If you read publications and watch TV news, you know that there are people in the world (including the Denver area) who do miserable things, including painting or burning hate symbols on peoples’ property.
Some hate symbols are easy to recognize, but others? No. This is why the Anti-Defamation League (ADL) recently sent out information that there are now 36 more hate symbols to add to the growing database it calls “Hate on Display.” The news got pretty good coverage, as it should, because, really, you can’t know what you don’t know, even if you learn something painful.
The first symbol added to the list popped up about a year ago, when then-nominee Brett Kavanaugh was sitting through hearings before the Senate to take a seat on the Supreme Court. And there was a woman behind him who seemed to be giving the OK signal. Then, it turned into a major story: The OK symbol – a hand gesture all of us have used or have tapped on that emoji – is actually a cue for white power because the way the “lines” drawn within a hand spelled out WP.
As for the links, after explanations, there are several below.
I first saw this information in Hyperallergic, an on-line publication that deals with art and societal issues. That’s where I found an image that includes several of the new hate symbols added to the database.

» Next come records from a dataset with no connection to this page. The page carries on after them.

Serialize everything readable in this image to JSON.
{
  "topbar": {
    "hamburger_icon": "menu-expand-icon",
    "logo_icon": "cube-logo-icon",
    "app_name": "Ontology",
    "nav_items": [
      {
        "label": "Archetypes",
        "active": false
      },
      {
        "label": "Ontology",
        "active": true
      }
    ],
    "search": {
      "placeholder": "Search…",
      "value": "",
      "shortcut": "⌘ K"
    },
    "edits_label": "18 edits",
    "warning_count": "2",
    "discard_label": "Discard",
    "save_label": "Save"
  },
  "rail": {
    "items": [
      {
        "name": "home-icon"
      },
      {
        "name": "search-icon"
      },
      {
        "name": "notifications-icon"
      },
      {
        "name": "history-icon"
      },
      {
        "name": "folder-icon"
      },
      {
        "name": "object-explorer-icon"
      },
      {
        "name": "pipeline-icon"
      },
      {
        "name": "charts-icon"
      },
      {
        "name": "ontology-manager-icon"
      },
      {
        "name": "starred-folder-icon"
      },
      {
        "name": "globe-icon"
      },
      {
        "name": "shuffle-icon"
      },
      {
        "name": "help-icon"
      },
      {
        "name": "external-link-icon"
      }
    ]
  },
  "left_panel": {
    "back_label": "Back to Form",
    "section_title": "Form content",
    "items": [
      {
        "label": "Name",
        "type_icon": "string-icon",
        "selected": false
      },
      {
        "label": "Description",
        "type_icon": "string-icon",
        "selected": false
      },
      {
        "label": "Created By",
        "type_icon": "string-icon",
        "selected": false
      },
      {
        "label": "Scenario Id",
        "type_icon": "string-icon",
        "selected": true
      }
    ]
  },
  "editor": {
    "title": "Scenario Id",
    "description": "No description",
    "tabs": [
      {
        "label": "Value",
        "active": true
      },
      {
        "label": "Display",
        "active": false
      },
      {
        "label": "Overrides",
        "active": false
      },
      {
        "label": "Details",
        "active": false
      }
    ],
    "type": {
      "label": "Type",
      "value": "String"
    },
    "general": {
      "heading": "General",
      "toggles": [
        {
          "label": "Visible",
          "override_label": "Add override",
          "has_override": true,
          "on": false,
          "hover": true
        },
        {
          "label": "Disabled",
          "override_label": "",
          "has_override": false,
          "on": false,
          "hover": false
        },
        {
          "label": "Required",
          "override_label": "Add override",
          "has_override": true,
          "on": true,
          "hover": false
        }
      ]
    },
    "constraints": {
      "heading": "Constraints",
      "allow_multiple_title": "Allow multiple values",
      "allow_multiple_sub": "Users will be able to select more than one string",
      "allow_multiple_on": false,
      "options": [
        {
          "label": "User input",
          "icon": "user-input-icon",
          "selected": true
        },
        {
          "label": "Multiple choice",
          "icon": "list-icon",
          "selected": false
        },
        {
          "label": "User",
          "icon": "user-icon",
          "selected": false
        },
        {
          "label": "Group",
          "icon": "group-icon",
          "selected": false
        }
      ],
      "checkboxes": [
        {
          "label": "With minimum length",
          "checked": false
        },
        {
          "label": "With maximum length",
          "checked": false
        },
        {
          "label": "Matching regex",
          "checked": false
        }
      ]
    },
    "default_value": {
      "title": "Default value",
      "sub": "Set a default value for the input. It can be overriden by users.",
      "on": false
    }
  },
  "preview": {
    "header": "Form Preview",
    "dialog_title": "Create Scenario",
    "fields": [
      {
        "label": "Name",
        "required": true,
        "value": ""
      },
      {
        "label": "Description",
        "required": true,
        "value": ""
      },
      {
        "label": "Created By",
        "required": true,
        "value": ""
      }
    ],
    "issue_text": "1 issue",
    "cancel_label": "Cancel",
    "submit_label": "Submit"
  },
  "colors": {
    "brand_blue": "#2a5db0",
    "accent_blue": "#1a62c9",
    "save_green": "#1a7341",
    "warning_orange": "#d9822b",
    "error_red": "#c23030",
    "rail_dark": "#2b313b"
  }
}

Not too long after that, I listened to one of CPR’s relatively new shows, The Takeaway, with Tanzina Vega. Experts on that program explained many things and the role of context. Finally, there are links to the ADL’s blog on this, a story on the Mountain States chapter of the ADL on how hate crimes have almost doubled in Colorado, a story in The New York Times, a report on Fox Denver 31, and a link to a program on the history of symbols (including supremacy symbols) at a Denver Public Library branch later this month (for ages 13 and up). Forewarned is forearmed.